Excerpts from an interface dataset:
────────────────
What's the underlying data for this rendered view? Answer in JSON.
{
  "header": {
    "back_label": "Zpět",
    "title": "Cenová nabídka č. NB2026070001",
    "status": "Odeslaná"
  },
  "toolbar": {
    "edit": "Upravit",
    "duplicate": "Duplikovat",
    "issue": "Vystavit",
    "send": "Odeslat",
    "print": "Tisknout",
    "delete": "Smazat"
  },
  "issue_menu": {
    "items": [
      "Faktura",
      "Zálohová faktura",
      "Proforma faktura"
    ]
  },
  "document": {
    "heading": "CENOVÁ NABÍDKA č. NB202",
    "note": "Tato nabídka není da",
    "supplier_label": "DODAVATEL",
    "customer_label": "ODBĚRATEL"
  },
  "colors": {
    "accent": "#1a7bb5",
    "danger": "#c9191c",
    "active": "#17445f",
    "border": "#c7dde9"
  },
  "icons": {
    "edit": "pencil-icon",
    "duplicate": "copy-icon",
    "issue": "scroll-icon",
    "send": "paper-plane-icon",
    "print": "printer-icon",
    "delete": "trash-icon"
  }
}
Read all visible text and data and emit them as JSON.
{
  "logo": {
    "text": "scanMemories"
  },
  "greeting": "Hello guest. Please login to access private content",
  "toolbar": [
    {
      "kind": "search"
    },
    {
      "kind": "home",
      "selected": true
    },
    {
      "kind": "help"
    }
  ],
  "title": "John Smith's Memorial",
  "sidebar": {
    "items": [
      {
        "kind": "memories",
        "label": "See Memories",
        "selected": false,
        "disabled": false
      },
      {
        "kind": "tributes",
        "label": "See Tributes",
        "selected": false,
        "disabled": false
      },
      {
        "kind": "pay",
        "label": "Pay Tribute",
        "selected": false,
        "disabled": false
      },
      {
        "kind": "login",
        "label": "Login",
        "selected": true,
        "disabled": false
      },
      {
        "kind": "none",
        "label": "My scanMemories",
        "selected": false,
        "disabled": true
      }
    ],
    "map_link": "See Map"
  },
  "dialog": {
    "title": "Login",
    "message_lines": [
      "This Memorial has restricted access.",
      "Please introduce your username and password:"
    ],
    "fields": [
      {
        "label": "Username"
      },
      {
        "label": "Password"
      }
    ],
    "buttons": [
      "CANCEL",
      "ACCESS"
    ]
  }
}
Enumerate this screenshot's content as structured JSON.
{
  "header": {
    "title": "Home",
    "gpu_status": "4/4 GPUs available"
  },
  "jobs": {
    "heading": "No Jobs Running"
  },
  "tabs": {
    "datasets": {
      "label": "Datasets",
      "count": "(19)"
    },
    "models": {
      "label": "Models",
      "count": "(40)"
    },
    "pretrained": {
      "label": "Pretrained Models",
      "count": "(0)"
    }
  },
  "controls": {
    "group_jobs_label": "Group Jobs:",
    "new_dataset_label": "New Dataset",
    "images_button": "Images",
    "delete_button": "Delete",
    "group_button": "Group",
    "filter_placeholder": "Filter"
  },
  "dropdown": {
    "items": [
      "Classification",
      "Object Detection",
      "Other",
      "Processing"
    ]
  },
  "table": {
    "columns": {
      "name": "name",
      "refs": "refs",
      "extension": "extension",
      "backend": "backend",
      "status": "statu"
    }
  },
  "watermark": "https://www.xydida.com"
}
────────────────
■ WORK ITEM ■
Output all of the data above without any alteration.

■ OUTPUT ■
What's the underlying data for this rendered view? Answer in JSON.
{
  "header": {
    "back_label": "Zpět",
    "title": "Cenová nabídka č. NB2026070001",
    "status": "Odeslaná"
  },
  "toolbar": {
    "edit": "Upravit",
    "duplicate": "Duplikovat",
    "issue": "Vystavit",
    "send": "Odeslat",
    "print": "Tisknout",
    "delete": "Smazat"
  },
  "issue_menu": {
    "items": [
      "Faktura",
      "Zálohová faktura",
      "Proforma faktura"
    ]
  },
  "document": {
    "heading": "CENOVÁ NABÍDKA č. NB202",
    "note": "Tato nabídka není da",
    "supplier_label": "DODAVATEL",
    "customer_label": "ODBĚRATEL"
  },
  "colors": {
    "accent": "#1a7bb5",
    "danger": "#c9191c",
    "active": "#17445f",
    "border": "#c7dde9"
  },
  "icons": {
    "edit": "pencil-icon",
    "duplicate": "copy-icon",
    "issue": "scroll-icon",
    "send": "paper-plane-icon",
    "print": "printer-icon",
    "delete": "trash-icon"
  }
}
Read all visible text and data and emit them as JSON.
{
  "logo": {
    "text": "scanMemories"
  },
  "greeting": "Hello guest. Please login to access private content",
  "toolbar": [
    {
      "kind": "search"
    },
    {
      "kind": "home",
      "selected": true
    },
    {
      "kind": "help"
    }
  ],
  "title": "John Smith's Memorial",
  "sidebar": {
    "items": [
      {
        "kind": "memories",
        "label": "See Memories",
        "selected": false,
        "disabled": false
      },
      {
        "kind": "tributes",
        "label": "See Tributes",
        "selected": false,
        "disabled": false
      },
      {
        "kind": "pay",
        "label": "Pay Tribute",
        "selected": false,
        "disabled": false
      },
      {
        "kind": "login",
        "label": "Login",
        "selected": true,
        "disabled": false
      },
      {
        "kind": "none",
        "label": "My scanMemories",
        "selected": false,
        "disabled": true
      }
    ],
    "map_link": "See Map"
  },
  "dialog": {
    "title": "Login",
    "message_lines": [
      "This Memorial has restricted access.",
      "Please introduce your username and password:"
    ],
    "fields": [
      {
        "label": "Username"
      },
      {
        "label": "Password"
      }
    ],
    "buttons": [
      "CANCEL",
      "ACCESS"
    ]
  }
}
Enumerate this screenshot's content as structured JSON.
{
  "header": {
    "title": "Home",
    "gpu_status": "4/4 GPUs available"
  },
  "jobs": {
    "heading": "No Jobs Running"
  },
  "tabs": {
    "datasets": {
      "label": "Datasets",
      "count": "(19)"
    },
    "models": {
      "label": "Models",
      "count": "(40)"
    },
    "pretrained": {
      "label": "Pretrained Models",
      "count": "(0)"
    }
  },
  "controls": {
    "group_jobs_label": "Group Jobs:",
    "new_dataset_label": "New Dataset",
    "images_button": "Images",
    "delete_button": "Delete",
    "group_button": "Group",
    "filter_placeholder": "Filter"
  },
  "dropdown": {
    "items": [
      "Classification",
      "Object Detection",
      "Other",
      "Processing"
    ]
  },
  "table": {
    "columns": {
      "name": "name",
      "refs": "refs",
      "extension": "extension",
      "backend": "backend",
      "status": "statu"
    }
  },
  "watermark": "https://www.xydida.com"
}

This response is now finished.